The ABX Air Boeing 767-200 was parked at plot no.11 in preparation for a cargo flight to Airborne Airpark (ILN). A fire occurred just aft of the cockpit and burned through the top of the fuselage. At the time of the fire, the airplane was parked near a loading facility, all of the cargo to be transported on the flight had been loaded, and the doors had been shut.
The primary location of the fire was outside the cargo hold in an area just aft of the cockpit. The fire was extinguished by San Francisco Airport Rescue and Fire Fighting, but not before causing substantial damage to the aircraft. The flight crew of two, who were preparing to start the engines when the fire broke out, escaped from the aircraft without injury.

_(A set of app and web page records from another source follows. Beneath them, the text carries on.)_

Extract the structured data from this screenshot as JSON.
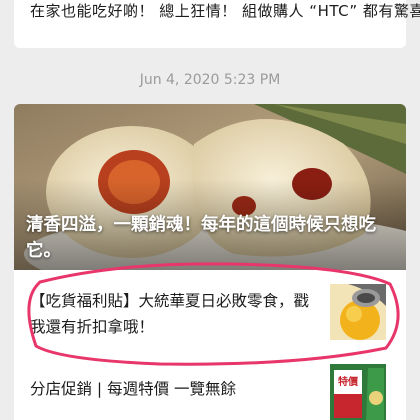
{
  "previous_message": {
    "text": "在家也能吃好啲！ 總上狂情！ 組做購人 “HTC” 都有驚喜！"
  },
  "timestamp": "Jun 4, 2020 5:23 PM",
  "article": {
    "cover_title": "清香四溢，一顆銷魂！每年的這個時候只想吃它。",
    "items": [
      {
        "title": "【吃貨福利貼】大統華夏日必敗零食，戳我還有折扣拿哦！",
        "thumb_icon": "ice-cream-thumbnail"
      },
      {
        "title": "分店促銷 | 每週特價 一覽無餘",
        "thumb_icon": "sale-poster-thumbnail",
        "thumb_label": "特價商品"
      }
    ]
  },
  "colors": {
    "annotation_ring": "#e8366b",
    "background": "#ededed",
    "timestamp": "#9b9b9b"
  }
}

PROBABLE CAUSE: "The National Transportation Safety Board determines that the probable cause of this accident was the design of the supplemental oxygen system hoses and the lack of positive separation between electrical wiring and electrically conductive oxygen system components. The lack of positive separation allowed a short circuit to breach a combustible oxygen hose, release oxygen, and initiate a fire in the supernumerary compartment that rapidly spread to other areas. Contributing to this accident was the Federal Aviation Administration’s failure to require the installation of nonconductive oxygen hoses after the safety issue concerning conductive hoses was initially identified by Boeing."
Download the Cockpit Voice Recorder transcript